# What is being asked:
Quote every line below exactly and skip any picture.

---------- Record extracts ----------

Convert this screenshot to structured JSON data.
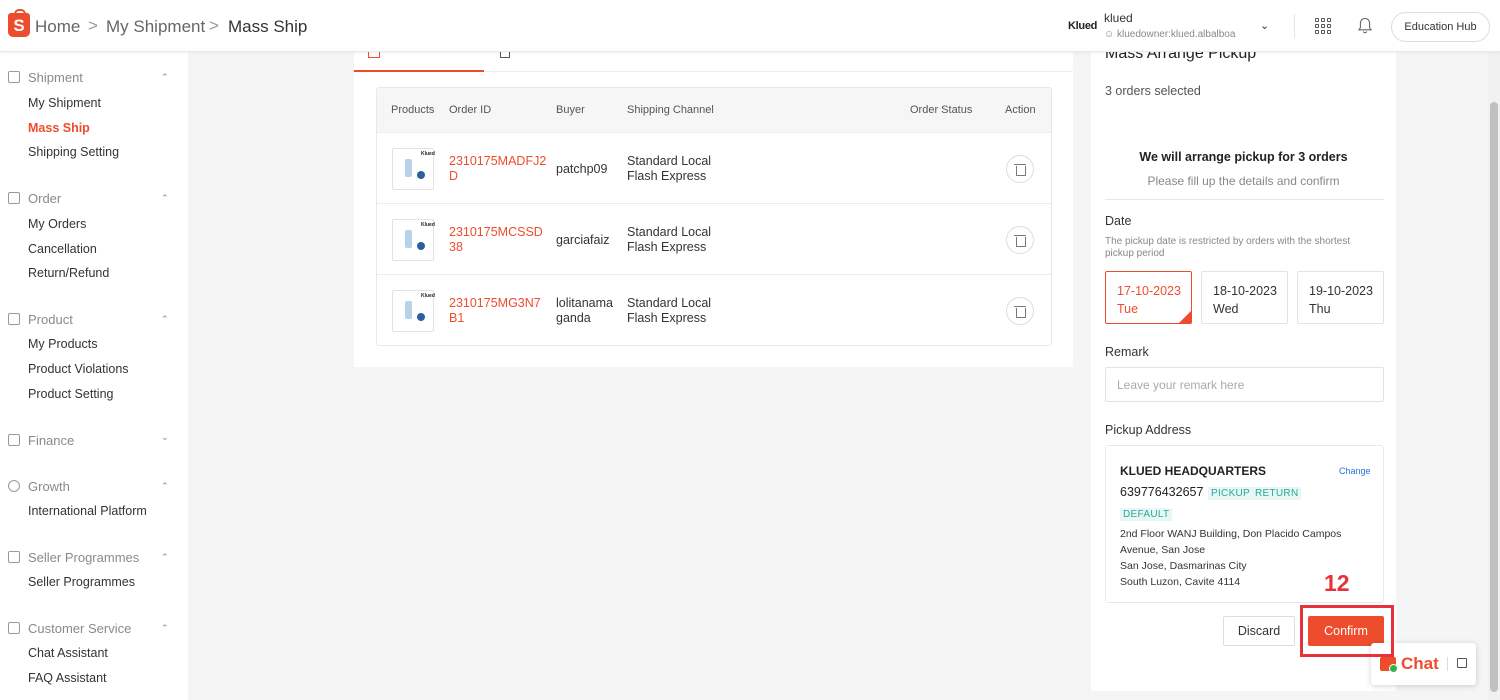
{
  "header": {
    "logo": "S",
    "breadcrumb": [
      "Home",
      "My Shipment",
      "Mass Ship"
    ],
    "user": {
      "logo_text": "Klued",
      "name": "klued",
      "account": "kluedowner:klued.albalboa"
    },
    "education_hub": "Education Hub"
  },
  "sidebar": {
    "groups": [
      {
        "label": "Shipment",
        "items": [
          "My Shipment",
          "Mass Ship",
          "Shipping Setting"
        ],
        "active": "Mass Ship"
      },
      {
        "label": "Order",
        "items": [
          "My Orders",
          "Cancellation",
          "Return/Refund"
        ]
      },
      {
        "label": "Product",
        "items": [
          "My Products",
          "Product Violations",
          "Product Setting"
        ]
      },
      {
        "label": "Finance",
        "items": []
      },
      {
        "label": "Growth",
        "items": [
          "International Platform"
        ]
      },
      {
        "label": "Seller Programmes",
        "items": [
          "Seller Programmes"
        ]
      },
      {
        "label": "Customer Service",
        "items": [
          "Chat Assistant",
          "FAQ Assistant"
        ]
      }
    ]
  },
  "orders_table": {
    "columns": [
      "Products",
      "Order ID",
      "Buyer",
      "Shipping Channel",
      "Order Status",
      "Action"
    ],
    "rows": [
      {
        "thumb_label": "Klued",
        "order_id": "2310175MADFJ2D",
        "buyer": "patchp09",
        "channel_1": "Standard Local",
        "channel_2": "Flash Express"
      },
      {
        "thumb_label": "Klued",
        "order_id": "2310175MCSSD38",
        "buyer": "garciafaiz",
        "channel_1": "Standard Local",
        "channel_2": "Flash Express"
      },
      {
        "thumb_label": "Klued",
        "order_id": "2310175MG3N7B1",
        "buyer": "lolitanamaganda",
        "channel_1": "Standard Local",
        "channel_2": "Flash Express"
      }
    ]
  },
  "right_panel": {
    "title": "Mass Arrange Pickup",
    "selected": "3 orders selected",
    "arrange_msg": "We will arrange pickup for 3 orders",
    "fill_msg": "Please fill up the details and confirm",
    "date_label": "Date",
    "date_note": "The pickup date is restricted by orders with the shortest pickup period",
    "dates": [
      {
        "date": "17-10-2023",
        "day": "Tue",
        "selected": true
      },
      {
        "date": "18-10-2023",
        "day": "Wed",
        "selected": false
      },
      {
        "date": "19-10-2023",
        "day": "Thu",
        "selected": false
      }
    ],
    "remark_label": "Remark",
    "remark_placeholder": "Leave your remark here",
    "remark_value": "",
    "address_label": "Pickup Address",
    "address": {
      "name": "KLUED HEADQUARTERS",
      "change": "Change",
      "phone": "639776432657",
      "tags": [
        "PICKUP",
        "RETURN",
        "DEFAULT"
      ],
      "lines": [
        "2nd Floor WANJ Building, Don Placido Campos",
        "Avenue, San Jose",
        "San Jose, Dasmarinas City",
        "South Luzon, Cavite 4114"
      ]
    },
    "discard": "Discard",
    "confirm": "Confirm"
  },
  "annotation": {
    "label": "12",
    "color": "#e5323b"
  },
  "chat_widget": {
    "label": "Chat"
  },
  "colors": {
    "accent": "#ee4d2d",
    "tag": "#26aa99",
    "link": "#2673dd"
  }
}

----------

# Written answer:
Convert this screenshot to structured JSON data.
{
  "header": {
    "logo": "S",
    "breadcrumb": [
      "Home",
      "My Shipment",
      "Mass Ship"
    ],
    "user": {
      "logo_text": "Klued",
      "name": "klued",
      "account": "kluedowner:klued.albalboa"
    },
    "education_hub": "Education Hub"
  },
  "sidebar": {
    "groups": [
      {
        "label": "Shipment",
        "items": [
          "My Shipment",
          "Mass Ship",
          "Shipping Setting"
        ],
        "active": "Mass Ship"
      },
      {
        "label": "Order",
        "items": [
          "My Orders",
          "Cancellation",
          "Return/Refund"
        ]
      },
      {
        "label": "Product",
        "items": [
          "My Products",
          "Product Violations",
          "Product Setting"
        ]
      },
      {
        "label": "Finance",
        "items": []
      },
      {
        "label": "Growth",
        "items": [
          "International Platform"
        ]
      },
      {
        "label": "Seller Programmes",
        "items": [
          "Seller Programmes"
        ]
      },
      {
        "label": "Customer Service",
        "items": [
          "Chat Assistant",
          "FAQ Assistant"
        ]
      }
    ]
  },
  "orders_table": {
    "columns": [
      "Products",
      "Order ID",
      "Buyer",
      "Shipping Channel",
      "Order Status",
      "Action"
    ],
    "rows": [
      {
        "thumb_label": "Klued",
        "order_id": "2310175MADFJ2D",
        "buyer": "patchp09",
        "channel_1": "Standard Local",
        "channel_2": "Flash Express"
      },
      {
        "thumb_label": "Klued",
        "order_id": "2310175MCSSD38",
        "buyer": "garciafaiz",
        "channel_1": "Standard Local",
        "channel_2": "Flash Express"
      },
      {
        "thumb_label": "Klued",
        "order_id": "2310175MG3N7B1",
        "buyer": "lolitanamaganda",
        "channel_1": "Standard Local",
        "channel_2": "Flash Express"
      }
    ]
  },
  "right_panel": {
    "title": "Mass Arrange Pickup",
    "selected": "3 orders selected",
    "arrange_msg": "We will arrange pickup for 3 orders",
    "fill_msg": "Please fill up the details and confirm",
    "date_label": "Date",
    "date_note": "The pickup date is restricted by orders with the shortest pickup period",
    "dates": [
      {
        "date": "17-10-2023",
        "day": "Tue",
        "selected": true
      },
      {
        "date": "18-10-2023",
        "day": "Wed",
        "selected": false
      },
      {
        "date": "19-10-2023",
        "day": "Thu",
        "selected": false
      }
    ],
    "remark_label": "Remark",
    "remark_placeholder": "Leave your remark here",
    "remark_value": "",
    "address_label": "Pickup Address",
    "address": {
      "name": "KLUED HEADQUARTERS",
      "change": "Change",
      "phone": "639776432657",
      "tags": [
        "PICKUP",
        "RETURN",
        "DEFAULT"
      ],
      "lines": [
        "2nd Floor WANJ Building, Don Placido Campos",
        "Avenue, San Jose",
        "San Jose, Dasmarinas City",
        "South Luzon, Cavite 4114"
      ]
    },
    "discard": "Discard",
    "confirm": "Confirm"
  },
  "annotation": {
    "label": "12",
    "color": "#e5323b"
  },
  "chat_widget": {
    "label": "Chat"
  },
  "colors": {
    "accent": "#ee4d2d",
    "tag": "#26aa99",
    "link": "#2673dd"
  }
}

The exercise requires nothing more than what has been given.